The game was played indoors at the Georgia Dome, but Atlanta was expected to feature mild weather in the week leading up to the game. On the Friday before the game, rain and freezing temperatures hit the city, causing sheets of ice to coat all the major thoroughfares, paralyzing Atlanta with conditions becoming so bad they caused a 47-car pileup on I-20 just west of the city.
The weather has been lousy here this week since Tuesday too, but nothing like 19 years ago.
And that wasn’t the biggest story of the week in 2000, either. At approximately 3:30 in the morning, just hours after the game on Super Bowl Sunday, Jacinth Baker and Richard Lollar were brutally murdered in a fight in the parking lot of the Cobalt Lounge in Atlanta’s Buckhead district.
Eventually, three men were charged with the murder: Joseph Sweeting, Reginald Oakley and future Pro Football Hall of Famer Ray Lewis.
Lewis would later plead guilty to obstruction of justice and testify against his friends, Sweeting and Oakley. However, both men were acquitted, the case remains unsolved to this day and the NFL never punished Lewis for his involvement.
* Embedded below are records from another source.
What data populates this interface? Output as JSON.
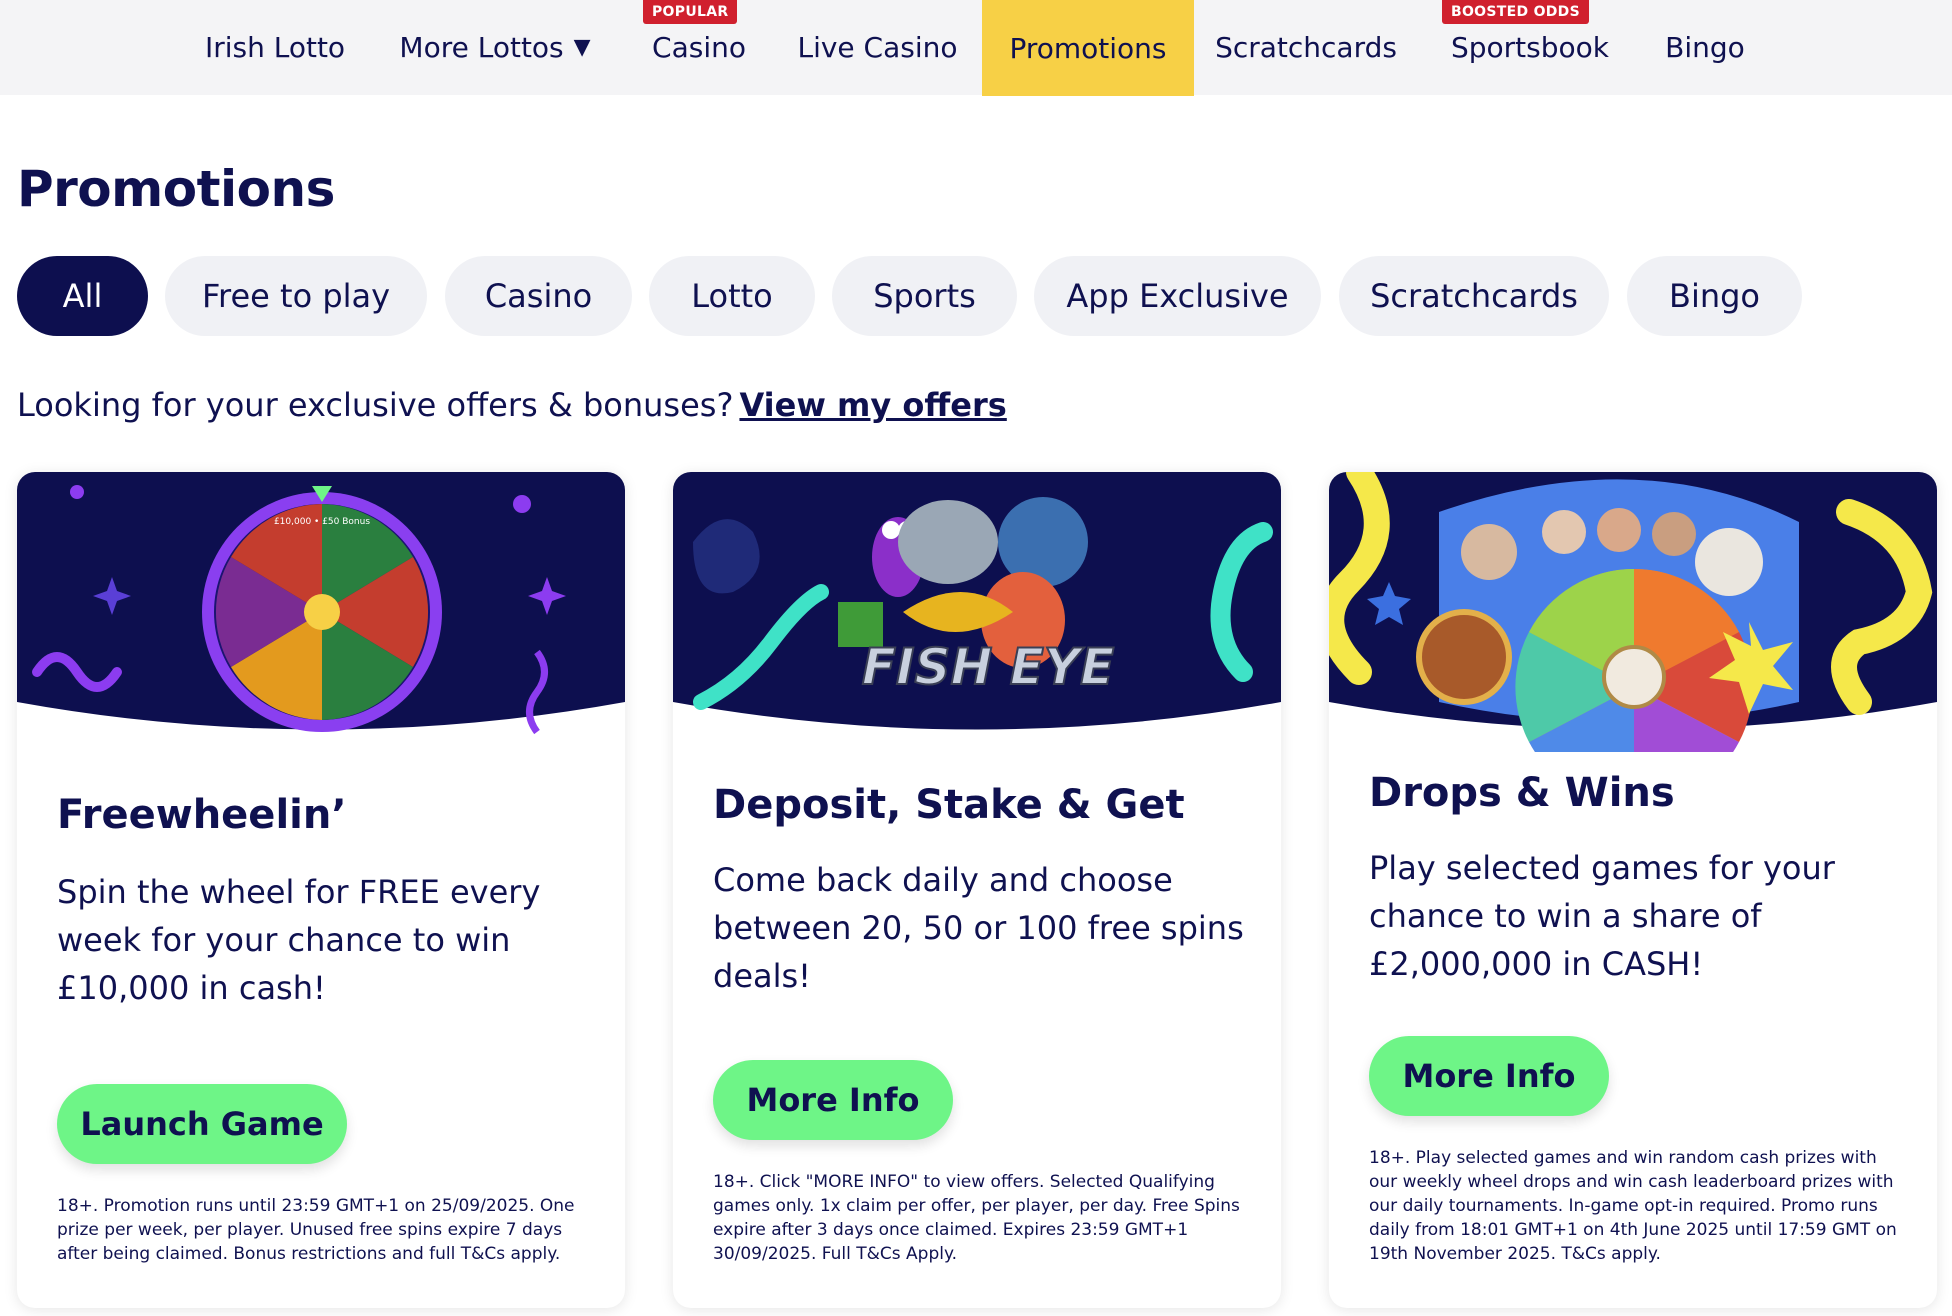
{
  "nav": {
    "items": [
      {
        "label": "Irish Lotto",
        "badge": ""
      },
      {
        "label": "More Lottos",
        "badge": ""
      },
      {
        "label": "Casino",
        "badge": "POPULAR"
      },
      {
        "label": "Live Casino",
        "badge": ""
      },
      {
        "label": "Promotions",
        "badge": "",
        "active": true
      },
      {
        "label": "Scratchcards",
        "badge": ""
      },
      {
        "label": "Sportsbook",
        "badge": "BOOSTED ODDS"
      },
      {
        "label": "Bingo",
        "badge": ""
      }
    ]
  },
  "page": {
    "title": "Promotions",
    "offers_prompt": "Looking for your exclusive offers & bonuses?",
    "offers_link": "View my offers"
  },
  "filters": [
    {
      "label": "All",
      "active": true
    },
    {
      "label": "Free to play"
    },
    {
      "label": "Casino"
    },
    {
      "label": "Lotto"
    },
    {
      "label": "Sports"
    },
    {
      "label": "App Exclusive"
    },
    {
      "label": "Scratchcards"
    },
    {
      "label": "Bingo"
    }
  ],
  "cards": [
    {
      "title": "Freewheelin’",
      "description": "Spin the wheel for FREE every week for your chance to win £10,000 in cash!",
      "cta": "Launch Game",
      "terms": "18+. Promotion runs until 23:59 GMT+1 on 25/09/2025. One prize per week, per player. Unused free spins expire 7 days after being claimed. Bonus restrictions and full T&Cs apply.",
      "banner_text": "FISH EYE",
      "wheel_text": "£10,000 • £50 Bonus"
    },
    {
      "title": "Deposit, Stake & Get",
      "description": "Come back daily and choose between 20, 50 or 100 free spins deals!",
      "cta": "More Info",
      "terms": "18+. Click \"MORE INFO\" to view offers. Selected Qualifying games only. 1x claim per offer, per player, per day. Free Spins expire after 3 days once claimed. Expires 23:59 GMT+1 30/09/2025. Full T&Cs Apply."
    },
    {
      "title": "Drops & Wins",
      "description": "Play selected games for your chance to win a share of £2,000,000 in CASH!",
      "cta": "More Info",
      "terms": "18+. Play selected games and win random cash prizes with our weekly wheel drops and win cash leaderboard prizes with our daily tournaments. In-game opt-in required. Promo runs daily from 18:01 GMT+1 on 4th June 2025 until 17:59 GMT on 19th November 2025. T&Cs apply."
    }
  ],
  "colors": {
    "navy": "#0d0f4f",
    "accent_yellow": "#f7d046",
    "cta_green": "#6ef587",
    "badge_red": "#d0202e"
  }
}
But that was then and this is now, and it’s unfortunate Atlanta bears those marks.
The locals here have been fantastic and incredibly gracious hosts this week, and with the Convention/Media Center, gorgeous new stadium, indoor arena and thousands of quality hotel rooms all within walking distance of each other, it is the perfect place for a Super Bowl.
Hopefully, LIII will escape and erase all the wounds of the first two.